It's possible that light disinfection may be more of a thing in the future, though. A type of light known as Far-UVC light can deliver the germkill effects of UV-C without the harmful side effects, so we may start to see more technology harnessing this.
For now, though, the advice is not to buy UV-C products as they aren't appropriate for use in the home and aren't really necessary outside of specific environments, such as hospitals.
As we begin to learn more about the role of aerosol transmission in spreading the virus (that is, the airborne particles you exhale), we've seen companies selling products to help you achieve 'healthy air' - a combination of fresh air and the right humidity.

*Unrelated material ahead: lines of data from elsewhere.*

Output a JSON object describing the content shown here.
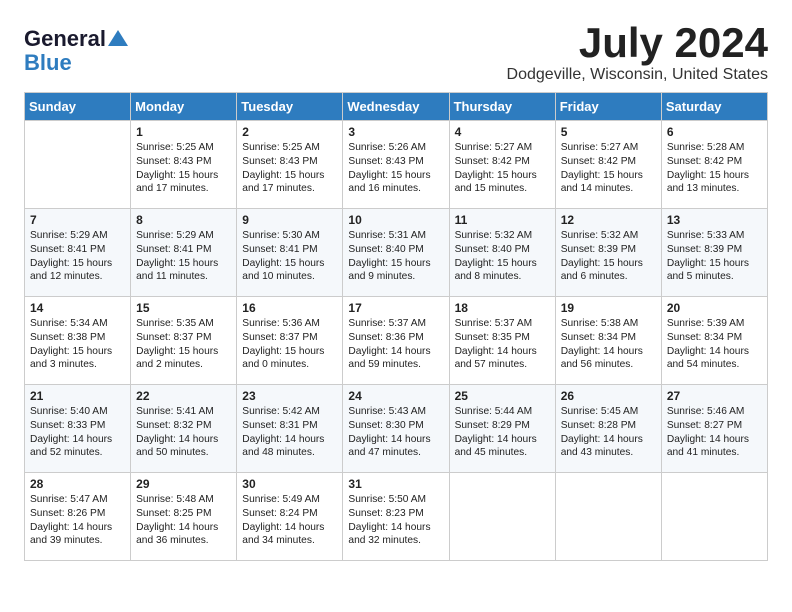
{
  "logo": {
    "general": "General",
    "blue": "Blue"
  },
  "title": "July 2024",
  "location": "Dodgeville, Wisconsin, United States",
  "weekdays": [
    "Sunday",
    "Monday",
    "Tuesday",
    "Wednesday",
    "Thursday",
    "Friday",
    "Saturday"
  ],
  "weeks": [
    [
      {
        "day": "",
        "sunrise": "",
        "sunset": "",
        "daylight": ""
      },
      {
        "day": "1",
        "sunrise": "Sunrise: 5:25 AM",
        "sunset": "Sunset: 8:43 PM",
        "daylight": "Daylight: 15 hours and 17 minutes."
      },
      {
        "day": "2",
        "sunrise": "Sunrise: 5:25 AM",
        "sunset": "Sunset: 8:43 PM",
        "daylight": "Daylight: 15 hours and 17 minutes."
      },
      {
        "day": "3",
        "sunrise": "Sunrise: 5:26 AM",
        "sunset": "Sunset: 8:43 PM",
        "daylight": "Daylight: 15 hours and 16 minutes."
      },
      {
        "day": "4",
        "sunrise": "Sunrise: 5:27 AM",
        "sunset": "Sunset: 8:42 PM",
        "daylight": "Daylight: 15 hours and 15 minutes."
      },
      {
        "day": "5",
        "sunrise": "Sunrise: 5:27 AM",
        "sunset": "Sunset: 8:42 PM",
        "daylight": "Daylight: 15 hours and 14 minutes."
      },
      {
        "day": "6",
        "sunrise": "Sunrise: 5:28 AM",
        "sunset": "Sunset: 8:42 PM",
        "daylight": "Daylight: 15 hours and 13 minutes."
      }
    ],
    [
      {
        "day": "7",
        "sunrise": "Sunrise: 5:29 AM",
        "sunset": "Sunset: 8:41 PM",
        "daylight": "Daylight: 15 hours and 12 minutes."
      },
      {
        "day": "8",
        "sunrise": "Sunrise: 5:29 AM",
        "sunset": "Sunset: 8:41 PM",
        "daylight": "Daylight: 15 hours and 11 minutes."
      },
      {
        "day": "9",
        "sunrise": "Sunrise: 5:30 AM",
        "sunset": "Sunset: 8:41 PM",
        "daylight": "Daylight: 15 hours and 10 minutes."
      },
      {
        "day": "10",
        "sunrise": "Sunrise: 5:31 AM",
        "sunset": "Sunset: 8:40 PM",
        "daylight": "Daylight: 15 hours and 9 minutes."
      },
      {
        "day": "11",
        "sunrise": "Sunrise: 5:32 AM",
        "sunset": "Sunset: 8:40 PM",
        "daylight": "Daylight: 15 hours and 8 minutes."
      },
      {
        "day": "12",
        "sunrise": "Sunrise: 5:32 AM",
        "sunset": "Sunset: 8:39 PM",
        "daylight": "Daylight: 15 hours and 6 minutes."
      },
      {
        "day": "13",
        "sunrise": "Sunrise: 5:33 AM",
        "sunset": "Sunset: 8:39 PM",
        "daylight": "Daylight: 15 hours and 5 minutes."
      }
    ],
    [
      {
        "day": "14",
        "sunrise": "Sunrise: 5:34 AM",
        "sunset": "Sunset: 8:38 PM",
        "daylight": "Daylight: 15 hours and 3 minutes."
      },
      {
        "day": "15",
        "sunrise": "Sunrise: 5:35 AM",
        "sunset": "Sunset: 8:37 PM",
        "daylight": "Daylight: 15 hours and 2 minutes."
      },
      {
        "day": "16",
        "sunrise": "Sunrise: 5:36 AM",
        "sunset": "Sunset: 8:37 PM",
        "daylight": "Daylight: 15 hours and 0 minutes."
      },
      {
        "day": "17",
        "sunrise": "Sunrise: 5:37 AM",
        "sunset": "Sunset: 8:36 PM",
        "daylight": "Daylight: 14 hours and 59 minutes."
      },
      {
        "day": "18",
        "sunrise": "Sunrise: 5:37 AM",
        "sunset": "Sunset: 8:35 PM",
        "daylight": "Daylight: 14 hours and 57 minutes."
      },
      {
        "day": "19",
        "sunrise": "Sunrise: 5:38 AM",
        "sunset": "Sunset: 8:34 PM",
        "daylight": "Daylight: 14 hours and 56 minutes."
      },
      {
        "day": "20",
        "sunrise": "Sunrise: 5:39 AM",
        "sunset": "Sunset: 8:34 PM",
        "daylight": "Daylight: 14 hours and 54 minutes."
      }
    ],
    [
      {
        "day": "21",
        "sunrise": "Sunrise: 5:40 AM",
        "sunset": "Sunset: 8:33 PM",
        "daylight": "Daylight: 14 hours and 52 minutes."
      },
      {
        "day": "22",
        "sunrise": "Sunrise: 5:41 AM",
        "sunset": "Sunset: 8:32 PM",
        "daylight": "Daylight: 14 hours and 50 minutes."
      },
      {
        "day": "23",
        "sunrise": "Sunrise: 5:42 AM",
        "sunset": "Sunset: 8:31 PM",
        "daylight": "Daylight: 14 hours and 48 minutes."
      },
      {
        "day": "24",
        "sunrise": "Sunrise: 5:43 AM",
        "sunset": "Sunset: 8:30 PM",
        "daylight": "Daylight: 14 hours and 47 minutes."
      },
      {
        "day": "25",
        "sunrise": "Sunrise: 5:44 AM",
        "sunset": "Sunset: 8:29 PM",
        "daylight": "Daylight: 14 hours and 45 minutes."
      },
      {
        "day": "26",
        "sunrise": "Sunrise: 5:45 AM",
        "sunset": "Sunset: 8:28 PM",
        "daylight": "Daylight: 14 hours and 43 minutes."
      },
      {
        "day": "27",
        "sunrise": "Sunrise: 5:46 AM",
        "sunset": "Sunset: 8:27 PM",
        "daylight": "Daylight: 14 hours and 41 minutes."
      }
    ],
    [
      {
        "day": "28",
        "sunrise": "Sunrise: 5:47 AM",
        "sunset": "Sunset: 8:26 PM",
        "daylight": "Daylight: 14 hours and 39 minutes."
      },
      {
        "day": "29",
        "sunrise": "Sunrise: 5:48 AM",
        "sunset": "Sunset: 8:25 PM",
        "daylight": "Daylight: 14 hours and 36 minutes."
      },
      {
        "day": "30",
        "sunrise": "Sunrise: 5:49 AM",
        "sunset": "Sunset: 8:24 PM",
        "daylight": "Daylight: 14 hours and 34 minutes."
      },
      {
        "day": "31",
        "sunrise": "Sunrise: 5:50 AM",
        "sunset": "Sunset: 8:23 PM",
        "daylight": "Daylight: 14 hours and 32 minutes."
      },
      {
        "day": "",
        "sunrise": "",
        "sunset": "",
        "daylight": ""
      },
      {
        "day": "",
        "sunrise": "",
        "sunset": "",
        "daylight": ""
      },
      {
        "day": "",
        "sunrise": "",
        "sunset": "",
        "daylight": ""
      }
    ]
  ]
}
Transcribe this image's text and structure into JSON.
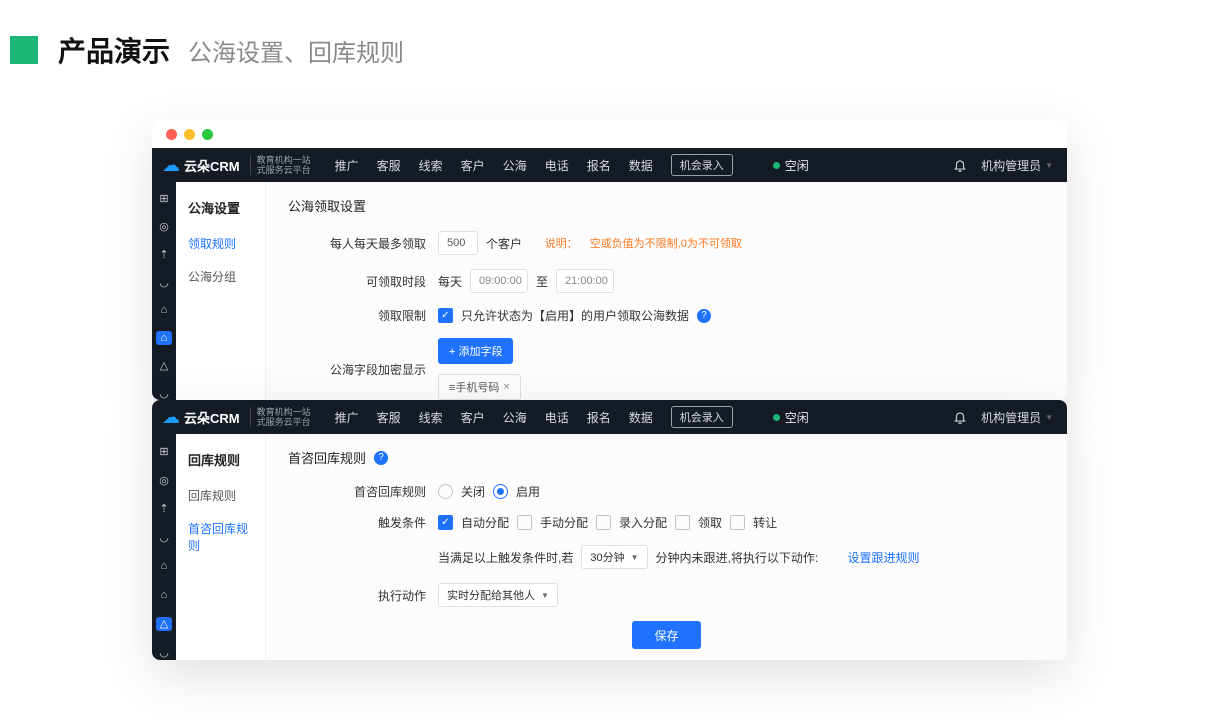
{
  "slide": {
    "title": "产品演示",
    "subtitle": "公海设置、回库规则"
  },
  "brand": {
    "name": "云朵CRM",
    "sub1": "教育机构一站",
    "sub2": "式服务云平台"
  },
  "nav": [
    "推广",
    "客服",
    "线索",
    "客户",
    "公海",
    "电话",
    "报名",
    "数据"
  ],
  "nav_pill": "机会录入",
  "status_text": "空闲",
  "user": "机构管理员",
  "win1": {
    "side_title": "公海设置",
    "side_items": [
      "领取规则",
      "公海分组"
    ],
    "content_title": "公海领取设置",
    "row1": {
      "label": "每人每天最多领取",
      "value": "500",
      "unit": "个客户",
      "note_prefix": "说明：",
      "note": "空或负值为不限制,0为不可领取"
    },
    "row2": {
      "label": "可领取时段",
      "prefix": "每天",
      "from": "09:00:00",
      "sep": "至",
      "to": "21:00:00"
    },
    "row3": {
      "label": "领取限制",
      "text": "只允许状态为【启用】的用户领取公海数据"
    },
    "row4": {
      "label": "公海字段加密显示",
      "btn": "+ 添加字段",
      "chip": "≡手机号码"
    }
  },
  "win2": {
    "side_title": "回库规则",
    "side_items": [
      "回库规则",
      "首咨回库规则"
    ],
    "content_title": "首咨回库规则",
    "row1": {
      "label": "首咨回库规则",
      "off": "关闭",
      "on": "启用"
    },
    "row2": {
      "label": "触发条件",
      "opts": [
        "自动分配",
        "手动分配",
        "录入分配",
        "领取",
        "转让"
      ]
    },
    "row3": {
      "prefix": "当满足以上触发条件时,若",
      "select": "30分钟",
      "mid": "分钟内未跟进,将执行以下动作:",
      "link": "设置跟进规则"
    },
    "row4": {
      "label": "执行动作",
      "select": "实时分配给其他人"
    },
    "save": "保存"
  }
}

One example is US company Aprilaire, which says its 'healthy air system helps to remove airborne dust, allergens, bacteria and viruses while maintaining the level of humidity that helps prevent the proliferation of viruses'.
Humidity levels have been linked to the ability of viruses to survive - they are thought to thrive more in drier air conditions - so a moderate level of humidity would be good in theory.
But there are lots of caveats surrounding the effectiveness of home air purification devices and humidity controls for infection prevention.
Filters need to be incredibly robust and able to filter large volumes of air - an exact balance that's likely to be hard for you to achieve in your home.
Beyond this, is it worth the time and money? Probably not.
If you live in a relatively well-ventilated house with windows, you'd be better off saving hundreds of pounds by opening a window and letting fresh air into the room.
Antiviral fabrics are starting to pop up all over the place, from designer jeans to sofas. One example we've seen recently is upholstery company Aquaclean's 'Safe Front' material.
The company describes it as a 'revolutionary new sofa fabric that helps keep customers safe'.
In a press release, it says that 'Safe Front has recently been tested against coronavirus and it was found that the virus was reduced by 91% after only two hours of continuous contact'.
But on its website it says that 'in no case can anti-COVID19 fabric be spoken of, given that the population could believe that it is protected against infections of this nature'. This is because it was tested against a different kind of feline coronavirus, and while similar antiviral action is assumed, it's not proven.
Realistically, though, it's unlikely you'll catch COVID-19 from your sofa, whether it has a fancy coating or not.
It's worth noting that a recent article in medical journal The Lancet suggested the risk of transmission of the virus through contaminated surfaces may have been exaggerated and is only really likely to happen if you touch a surface soon after someone coughs or sneezes on it.
So, rather than fork out thousands of pounds for a new antiviral sofa, just stick to basic hygiene rules about catching coughs and sneezes.